A new study found that as childhood stress increases, school performance and attitudes decrease in a strong and graded fashion. Similarly, children with increased family and community protective factors have improved outcomes in school. Findings from the study will be presented during the Pediatric Academic Societies (PAS) 2018 Meeting in Toronto.
Adverse childhood experiences (ACEs) are associated with poor outcomes in adults. However, the impact of ACEs on school performance and factors that may be protective are not well studied.
To conduct the study, a cross-sectional analysis of demographically weighted data from over 65,000 children, between the ages of six and 17 in the 2011/2012 National Survey of Children Health (NSCH) was performed. In the survey were nine ACE questions based on negative experiences, and graded questions on protective factors (PROs), including safe neighborhood, non-smoking environments and meals. School outcome measurements were attendance, homework completion and attitude towards school itself.

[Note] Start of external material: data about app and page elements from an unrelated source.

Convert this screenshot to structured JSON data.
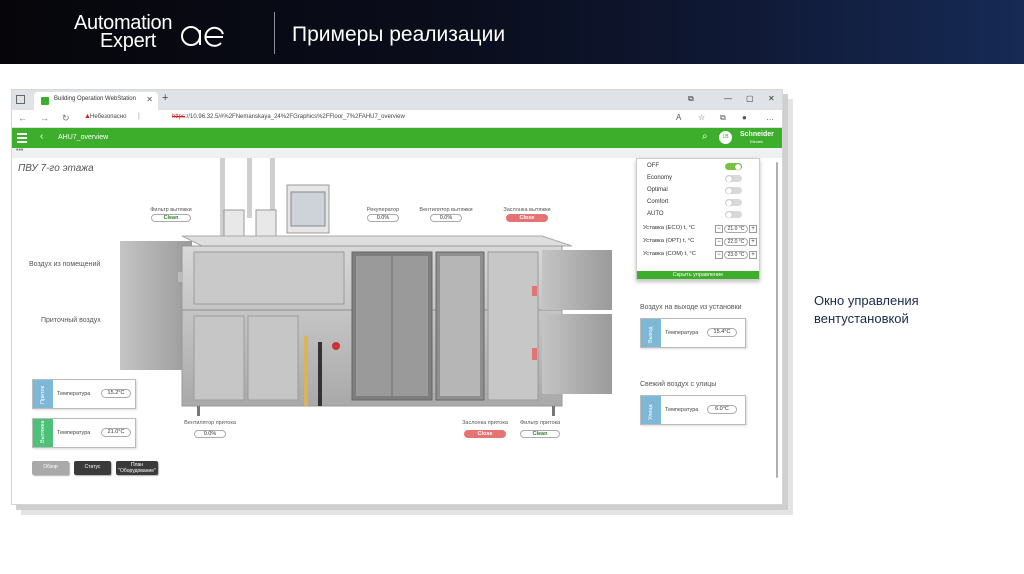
{
  "slide": {
    "logo_line1": "Automation",
    "logo_line2": "Expert",
    "title": "Примеры реализации",
    "caption": "Окно управления вентустановкой"
  },
  "browser": {
    "tab_title": "Building Operation WebStation",
    "insecure_label": "Небезопасно",
    "url_scheme": "https",
    "url_rest": "://10.96.32.5/#%2FNemanskaya_24%2FGraphics%2FFloor_7%2FAHU7_overview"
  },
  "app": {
    "title": "AHU7_overview",
    "user_initials": "LB",
    "brand": "Schneider",
    "brand_sub": "Electric",
    "accent": "#3dae2b"
  },
  "canvas": {
    "heading": "ПВУ 7-го этажа",
    "exhaust_filter": {
      "label": "Фильтр вытяжки",
      "value": "Clean"
    },
    "recuperator": {
      "label": "Рекуператор",
      "value": "0.0%"
    },
    "exhaust_fan": {
      "label": "Вентилятор вытяжки",
      "value": "0.0%"
    },
    "exhaust_damper": {
      "label": "Заслонка вытяжки",
      "value": "Close"
    },
    "room_air": "Воздух из помещений",
    "supply_air": "Приточный воздух",
    "supply_fan": {
      "label": "Вентилятор притока",
      "value": "0.0%"
    },
    "supply_damper": {
      "label": "Заслонка притока",
      "value": "Close"
    },
    "supply_filter": {
      "label": "Фильтр притока",
      "value": "Clean"
    },
    "unit_outlet_title": "Воздух на выходе из установки",
    "outdoor_title": "Свежий воздух с улицы",
    "temp_label": "Температура",
    "cards": {
      "intake": {
        "tag": "Приток",
        "value": "15.2°C",
        "color": "#7fb8d6"
      },
      "exhaust": {
        "tag": "Вытяжка",
        "value": "21.0°C",
        "color": "#4fc07a"
      },
      "outlet": {
        "tag": "Выход",
        "value": "15.4°C",
        "color": "#7fb8d6"
      },
      "street": {
        "tag": "Улица",
        "value": "6.0°C",
        "color": "#7fb8d6"
      }
    },
    "buttons": {
      "overview": "Обзор",
      "status": "Статус",
      "plan_line1": "План",
      "plan_line2": "\"Оборудование\""
    }
  },
  "mode_panel": {
    "modes": [
      {
        "label": "OFF",
        "on": true
      },
      {
        "label": "Economy",
        "on": false
      },
      {
        "label": "Optimal",
        "on": false
      },
      {
        "label": "Comfort",
        "on": false
      },
      {
        "label": "AUTO",
        "on": false
      }
    ],
    "setpoints": [
      {
        "label": "Уставка (ECO) t, °C",
        "value": "21.0 °C"
      },
      {
        "label": "Уставка (OPT) t, °C",
        "value": "22.0 °C"
      },
      {
        "label": "Уставка (COM) t, °C",
        "value": "23.0 °C"
      }
    ],
    "hide_label": "Скрыть управление"
  }
}
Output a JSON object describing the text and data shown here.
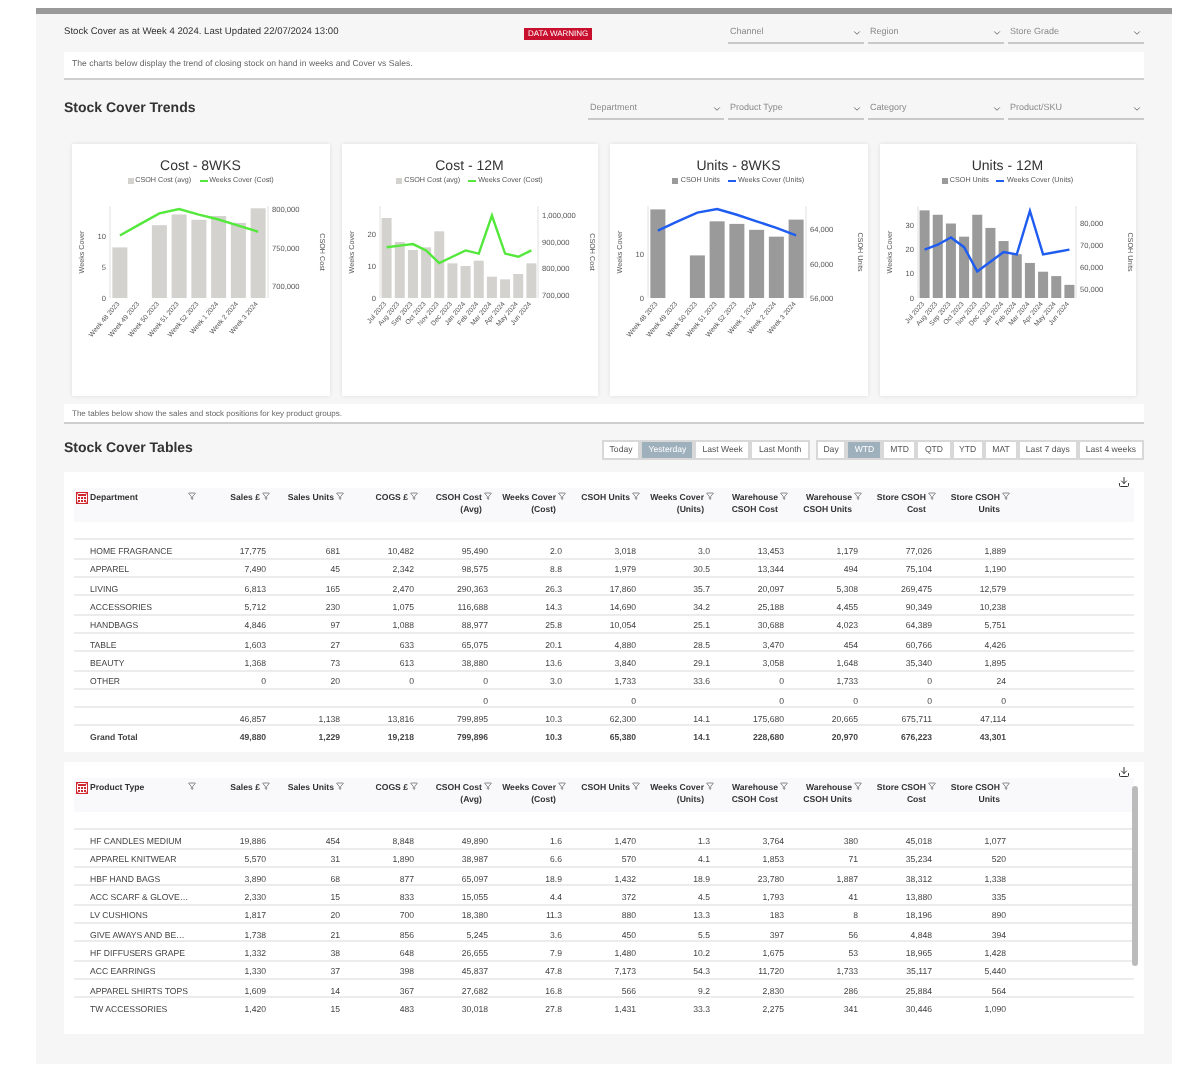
{
  "header": {
    "title": "Stock Cover as at Week 4 2024. Last Updated 22/07/2024 13:00",
    "badge": "DATA WARNING",
    "filters": [
      {
        "placeholder": "Channel"
      },
      {
        "placeholder": "Region"
      },
      {
        "placeholder": "Store Grade"
      }
    ]
  },
  "intro": "The charts below display the trend of closing stock on hand in weeks and Cover vs Sales.",
  "trends": {
    "title": "Stock Cover Trends",
    "filters": [
      {
        "placeholder": "Department"
      },
      {
        "placeholder": "Product Type"
      },
      {
        "placeholder": "Category"
      },
      {
        "placeholder": "Product/SKU"
      }
    ],
    "charts": [
      {
        "chart_data": {
          "type": "bar",
          "legend": "top",
          "title": "Cost - 8WKS",
          "ylabel": "Weeks Cover",
          "y2label": "CSOH Cost",
          "categories": [
            "Week 48 2023",
            "Week 49 2023",
            "Week 50 2023",
            "Week 51 2023",
            "Week 52 2023",
            "Week 1 2024",
            "Week 2 2024",
            "Week 3 2024"
          ],
          "ylim": [
            0,
            15
          ],
          "yticks": [
            0,
            5,
            10
          ],
          "y2lim": [
            685000,
            805000
          ],
          "y2ticks": [
            {
              "value": 700000,
              "label": "700,000"
            },
            {
              "value": 750000,
              "label": "750,000"
            },
            {
              "value": 800000,
              "label": "800,000"
            }
          ],
          "series": [
            {
              "name": "CSOH Cost (avg)",
              "type": "bar",
              "axis": "y2",
              "color": "#d4d2cf",
              "values": [
                751000,
                null,
                780000,
                794000,
                787000,
                792000,
                783000,
                802000
              ]
            },
            {
              "name": "Weeks Cover (Cost)",
              "type": "line",
              "color": "#55e83c",
              "values": [
                10.2,
                12.0,
                13.8,
                14.5,
                13.6,
                12.8,
                11.8,
                10.8
              ]
            }
          ]
        }
      },
      {
        "chart_data": {
          "type": "bar",
          "legend": "top",
          "title": "Cost - 12M",
          "ylabel": "Weeks Cover",
          "y2label": "CSOH Cost",
          "categories": [
            "Jul 2023",
            "Aug 2023",
            "Sep 2023",
            "Oct 2023",
            "Nov 2023",
            "Dec 2023",
            "Jan 2024",
            "Feb 2024",
            "Mar 2024",
            "Apr 2024",
            "May 2024",
            "Jun 2024"
          ],
          "ylim": [
            0,
            29
          ],
          "yticks": [
            0,
            10,
            20
          ],
          "y2lim": [
            690000,
            1035000
          ],
          "y2ticks": [
            {
              "value": 700000,
              "label": "700,000"
            },
            {
              "value": 800000,
              "label": "800,000"
            },
            {
              "value": 900000,
              "label": "900,000"
            },
            {
              "value": 1000000,
              "label": "1,000,000"
            }
          ],
          "series": [
            {
              "name": "CSOH Cost (avg)",
              "type": "bar",
              "axis": "y2",
              "color": "#d4d2cf",
              "values": [
                990000,
                900000,
                870000,
                880000,
                940000,
                820000,
                810000,
                830000,
                770000,
                760000,
                780000,
                820000
              ]
            },
            {
              "name": "Weeks Cover (Cost)",
              "type": "line",
              "color": "#55e83c",
              "values": [
                16,
                16.5,
                17,
                15,
                11,
                13,
                15,
                14,
                26,
                14,
                13,
                15
              ]
            }
          ]
        }
      },
      {
        "chart_data": {
          "type": "bar",
          "legend": "top",
          "title": "Units - 8WKS",
          "ylabel": "Weeks Cover",
          "y2label": "CSOH Units",
          "categories": [
            "Week 48 2023",
            "Week 49 2023",
            "Week 50 2023",
            "Week 51 2023",
            "Week 52 2023",
            "Week 1 2024",
            "Week 2 2024",
            "Week 3 2024"
          ],
          "ylim": [
            0,
            21
          ],
          "yticks": [
            0,
            10
          ],
          "y2lim": [
            56000,
            66800
          ],
          "y2ticks": [
            {
              "value": 56000,
              "label": "56,000"
            },
            {
              "value": 60000,
              "label": "60,000"
            },
            {
              "value": 64000,
              "label": "64,000"
            }
          ],
          "series": [
            {
              "name": "CSOH Units",
              "type": "bar",
              "axis": "y2",
              "color": "#9a9a9a",
              "values": [
                66400,
                null,
                61000,
                65000,
                64700,
                64000,
                63200,
                65200
              ]
            },
            {
              "name": "Weeks Cover (Units)",
              "type": "line",
              "color": "#1f5cf0",
              "values": [
                15.4,
                17.5,
                19.5,
                20.3,
                19,
                17.5,
                16,
                14.3
              ]
            }
          ]
        }
      },
      {
        "chart_data": {
          "type": "bar",
          "legend": "top",
          "title": "Units - 12M",
          "ylabel": "Weeks Cover",
          "y2label": "CSOH Units",
          "categories": [
            "Jul 2023",
            "Aug 2023",
            "Sep 2023",
            "Oct 2023",
            "Nov 2023",
            "Dec 2023",
            "Jan 2024",
            "Feb 2024",
            "Mar 2024",
            "Apr 2024",
            "May 2024",
            "Jun 2024"
          ],
          "ylim": [
            0,
            38
          ],
          "yticks": [
            0,
            10,
            20,
            30
          ],
          "y2lim": [
            46000,
            88000
          ],
          "y2ticks": [
            {
              "value": 50000,
              "label": "50,000"
            },
            {
              "value": 60000,
              "label": "60,000"
            },
            {
              "value": 70000,
              "label": "70,000"
            },
            {
              "value": 80000,
              "label": "80,000"
            }
          ],
          "series": [
            {
              "name": "CSOH Units",
              "type": "bar",
              "axis": "y2",
              "color": "#9a9a9a",
              "values": [
                86000,
                84000,
                80000,
                74000,
                84000,
                78000,
                72000,
                66000,
                62000,
                58000,
                56000,
                52000
              ]
            },
            {
              "name": "Weeks Cover (Units)",
              "type": "line",
              "color": "#1f5cf0",
              "values": [
                20,
                22,
                25,
                21,
                11,
                15,
                19,
                18,
                36,
                18,
                19,
                20
              ]
            }
          ]
        }
      }
    ]
  },
  "tables_note": "The tables below show the sales and stock positions for key product groups.",
  "tables_section": {
    "title": "Stock Cover Tables",
    "period_buttons": [
      {
        "label": "Today",
        "selected": false
      },
      {
        "label": "Yesterday",
        "selected": true
      },
      {
        "label": "Last Week",
        "selected": false
      },
      {
        "label": "Last Month",
        "selected": false
      }
    ],
    "range_buttons": [
      {
        "label": "Day",
        "selected": false
      },
      {
        "label": "WTD",
        "selected": true
      },
      {
        "label": "MTD",
        "selected": false
      },
      {
        "label": "QTD",
        "selected": false
      },
      {
        "label": "YTD",
        "selected": false
      },
      {
        "label": "MAT",
        "selected": false
      },
      {
        "label": "Last 7 days",
        "selected": false
      },
      {
        "label": "Last 4 weeks",
        "selected": false
      }
    ],
    "tables": [
      {
        "scrollbar": false,
        "columns": [
          "Department",
          "Sales £",
          "Sales Units",
          "COGS £",
          "CSOH Cost (Avg)",
          "Weeks Cover (Cost)",
          "CSOH Units",
          "Weeks Cover (Units)",
          "Warehouse CSOH Cost",
          "Warehouse CSOH Units",
          "Store CSOH Cost",
          "Store CSOH Units"
        ],
        "rows": [
          {
            "kind": "data",
            "cells": [
              "HOME FRAGRANCE",
              "17,775",
              "681",
              "10,482",
              "95,490",
              "2.0",
              "3,018",
              "3.0",
              "13,453",
              "1,179",
              "77,026",
              "1,889"
            ]
          },
          {
            "kind": "data",
            "cells": [
              "APPAREL",
              "7,490",
              "45",
              "2,342",
              "98,575",
              "8.8",
              "1,979",
              "30.5",
              "13,344",
              "494",
              "75,104",
              "1,190"
            ]
          },
          {
            "kind": "data",
            "cells": [
              "LIVING",
              "6,813",
              "165",
              "2,470",
              "290,363",
              "26.3",
              "17,860",
              "35.7",
              "20,097",
              "5,308",
              "269,475",
              "12,579"
            ]
          },
          {
            "kind": "data",
            "cells": [
              "ACCESSORIES",
              "5,712",
              "230",
              "1,075",
              "116,688",
              "14.3",
              "14,690",
              "34.2",
              "25,188",
              "4,455",
              "90,349",
              "10,238"
            ]
          },
          {
            "kind": "data",
            "cells": [
              "HANDBAGS",
              "4,846",
              "97",
              "1,088",
              "88,977",
              "25.8",
              "10,054",
              "25.1",
              "30,688",
              "4,023",
              "64,389",
              "5,751"
            ]
          },
          {
            "kind": "data",
            "cells": [
              "TABLE",
              "1,603",
              "27",
              "633",
              "65,075",
              "20.1",
              "4,880",
              "28.5",
              "3,470",
              "454",
              "60,766",
              "4,426"
            ]
          },
          {
            "kind": "data",
            "cells": [
              "BEAUTY",
              "1,368",
              "73",
              "613",
              "38,880",
              "13.6",
              "3,840",
              "29.1",
              "3,058",
              "1,648",
              "35,340",
              "1,895"
            ]
          },
          {
            "kind": "data",
            "cells": [
              "OTHER",
              "0",
              "20",
              "0",
              "0",
              "3.0",
              "1,733",
              "33.6",
              "0",
              "1,733",
              "0",
              "24"
            ]
          },
          {
            "kind": "data",
            "cells": [
              null,
              null,
              null,
              null,
              "0",
              null,
              "0",
              null,
              "0",
              "0",
              "0",
              "0"
            ]
          },
          {
            "kind": "data",
            "cells": [
              null,
              "46,857",
              "1,138",
              "13,816",
              "799,895",
              "10.3",
              "62,300",
              "14.1",
              "175,680",
              "20,665",
              "675,711",
              "47,114"
            ]
          },
          {
            "kind": "total",
            "cells": [
              "Grand Total",
              "49,880",
              "1,229",
              "19,218",
              "799,896",
              "10.3",
              "65,380",
              "14.1",
              "228,680",
              "20,970",
              "676,223",
              "43,301"
            ]
          }
        ]
      },
      {
        "scrollbar": true,
        "columns": [
          "Product Type",
          "Sales £",
          "Sales Units",
          "COGS £",
          "CSOH Cost (Avg)",
          "Weeks Cover (Cost)",
          "CSOH Units",
          "Weeks Cover (Units)",
          "Warehouse CSOH Cost",
          "Warehouse CSOH Units",
          "Store CSOH Cost",
          "Store CSOH Units"
        ],
        "rows": [
          {
            "kind": "data",
            "cells": [
              "HF CANDLES MEDIUM",
              "19,886",
              "454",
              "8,848",
              "49,890",
              "1.6",
              "1,470",
              "1.3",
              "3,764",
              "380",
              "45,018",
              "1,077"
            ]
          },
          {
            "kind": "data",
            "cells": [
              "APPAREL KNITWEAR",
              "5,570",
              "31",
              "1,890",
              "38,987",
              "6.6",
              "570",
              "4.1",
              "1,853",
              "71",
              "35,234",
              "520"
            ]
          },
          {
            "kind": "data",
            "cells": [
              "HBF HAND BAGS",
              "3,890",
              "68",
              "877",
              "65,097",
              "18.9",
              "1,432",
              "18.9",
              "23,780",
              "1,887",
              "38,312",
              "1,338"
            ]
          },
          {
            "kind": "data",
            "cells": [
              "ACC SCARF & GLOVE…",
              "2,330",
              "15",
              "833",
              "15,055",
              "4.4",
              "372",
              "4.5",
              "1,793",
              "41",
              "13,880",
              "335"
            ]
          },
          {
            "kind": "data",
            "cells": [
              "LV CUSHIONS",
              "1,817",
              "20",
              "700",
              "18,380",
              "11.3",
              "880",
              "13.3",
              "183",
              "8",
              "18,196",
              "890"
            ]
          },
          {
            "kind": "data",
            "cells": [
              "GIVE AWAYS AND BE…",
              "1,738",
              "21",
              "856",
              "5,245",
              "3.6",
              "450",
              "5.5",
              "397",
              "56",
              "4,848",
              "394"
            ]
          },
          {
            "kind": "data",
            "cells": [
              "HF DIFFUSERS GRAPE",
              "1,332",
              "38",
              "648",
              "26,655",
              "7.9",
              "1,480",
              "10.2",
              "1,675",
              "53",
              "18,965",
              "1,428"
            ]
          },
          {
            "kind": "data",
            "cells": [
              "ACC EARRINGS",
              "1,330",
              "37",
              "398",
              "45,837",
              "47.8",
              "7,173",
              "54.3",
              "11,720",
              "1,733",
              "35,117",
              "5,440"
            ]
          },
          {
            "kind": "data",
            "cells": [
              "APPAREL SHIRTS TOPS",
              "1,609",
              "14",
              "367",
              "27,682",
              "16.8",
              "566",
              "9.2",
              "2,830",
              "286",
              "25,884",
              "564"
            ]
          },
          {
            "kind": "data",
            "cells": [
              "TW ACCESSORIES",
              "1,420",
              "15",
              "483",
              "30,018",
              "27.8",
              "1,431",
              "33.3",
              "2,275",
              "341",
              "30,446",
              "1,090"
            ]
          }
        ]
      }
    ]
  }
}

"Our study showed a strong correlation between childhood stresses and poor school performance," said Dr. Angelica Robles, one of the authors of the study. "Similarly, strong PRO scores revealed improved school outcomes. Primary care providers, clinicians and educators should consider screening for both ACEs and PROs in order to identify risks and strengths to guide treatment and referral."
Dr. Angelica Robles will present the abstract, "Associations of Adverse Childhood Experiences & Protective Factors with School Performance & Attitudes in School Age Children," during the PAS 2018 Meeting on Tuesday, May 8 at 9:45 a.m. EDT.
Provided by Pediatric Academic Societies